“I need something that you have,” the King had not learned to ask; he only knew how to demand. “Me? I have something that you want? I would really like to hear what that is,” the Acharya wouldn’t let his peace be destroyed by lowly insolence.
“I have everything and yet I am sad, restless, I am not at peace and you own nothing and yet you have peace, you are not sad, teach me to get rid of this gloom and misery.”
The Acharya smiled, finally understanding why his Brother was there to see him. “Why don’t you send your men away and stay in my little thatched home for a few days and perhaps I could teach you what you desire?”
The King looked at the pathetic little straw hut. It was an excuse for a home but he had little choice in the matter. He nodded his assent.
“Do you know of Aryabhatta?” the Acharya asked of the King.
“He discovered the zero,” the King shot back.
“Well not exactly discovered, you can’t discover a zero but yes he invented it. So here is what I want you to do. I want you to pretend that you and me are here before Aryabhatta invented the zero. And your job is to count all the dried leaves in the yard but without using the zero or any symbol that can signify a zero. You understand?”
The King looked at the Acharya quizzically. “How is that supposed to give me what I want?”
“You have to listen to me if you want what I have,” the Acharya reasserted. The King sighed and went into the yard.
He began to collect the leaves and then as he reached the number nine he realized that he couldn’t use a zero to make a ten and nor could he use anything that could signify a zero, which meant that he needed to create a new number. So he created a number for ten, but then eleven could not exist because eleven was one plus a unit of ten that now did not exist, so he had to create a number for eleven. He looked at the yard and saw the amount of leaves strewn around and it came to him very quickly that in front of him lay the yeoman task of creating so many new numbers.
It was a slow painful job and by the time he had reached a hundred he had ended up making ninety-one unique numbers and it was driving him mad. He gave up! He went to his older Brother and told him that it just wasn’t working. This was an impossible feat to achieve. The Acharya smiled and asked him to sit down next to him.
“Do you know little Brother, this was exactly the problem that people had before Aryabhatta invented the Zero? And yet tell me what is Zero?”
The King thought for a moment. “Zero is Zero, it is nothing!”
“And yet without nothing you cannot count to large numbers. A lot of something needs nothing to have meaning. Without nothing there is only a lot of something that cannot be put together.”
The King looked stunned at his Brother, a realization slowly dawning on him. “You mean, I have a lot of something and no nothing and that is the reason why…”

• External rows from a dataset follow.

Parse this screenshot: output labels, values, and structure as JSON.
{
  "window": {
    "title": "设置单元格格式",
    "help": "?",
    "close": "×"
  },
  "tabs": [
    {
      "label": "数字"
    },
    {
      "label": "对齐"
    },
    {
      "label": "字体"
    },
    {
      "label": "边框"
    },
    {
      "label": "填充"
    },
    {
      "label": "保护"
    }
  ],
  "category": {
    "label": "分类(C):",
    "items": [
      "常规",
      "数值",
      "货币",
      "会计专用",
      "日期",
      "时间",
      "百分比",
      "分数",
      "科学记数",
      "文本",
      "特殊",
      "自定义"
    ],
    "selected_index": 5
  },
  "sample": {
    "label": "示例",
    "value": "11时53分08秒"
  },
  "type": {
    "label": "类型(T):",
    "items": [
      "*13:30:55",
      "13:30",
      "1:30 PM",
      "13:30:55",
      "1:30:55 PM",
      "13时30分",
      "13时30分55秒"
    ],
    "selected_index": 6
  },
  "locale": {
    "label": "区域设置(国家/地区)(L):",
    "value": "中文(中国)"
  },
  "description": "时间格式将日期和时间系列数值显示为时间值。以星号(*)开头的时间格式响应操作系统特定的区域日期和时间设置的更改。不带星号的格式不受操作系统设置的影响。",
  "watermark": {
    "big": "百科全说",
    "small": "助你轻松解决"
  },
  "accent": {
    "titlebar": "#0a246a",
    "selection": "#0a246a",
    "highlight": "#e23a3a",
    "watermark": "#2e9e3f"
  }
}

“Yes, Brother. You need to have nothing and that nothing is to look beyond yourself. When you do things that would give you nothing, the something you have will mean something. Charity gives you nothing but try it, serving the sick will give you nothing but try it, building a temple will give you nothing but try it, helping the old will give you nothing but try it, bringing a smile to a child’s face will give you nothing but try it… try a lot of nothing and you will see how the something that you have will get a meaning that it does not today.”
The King was overwhelmed. He looked at his Brother, unable to speak for few long moments. Then he fell at his feet. “I know now how rich you are with your nothing!”
Source - https://thinkingbhatt.com/2016/01/22/vikrams-short-story-181-2/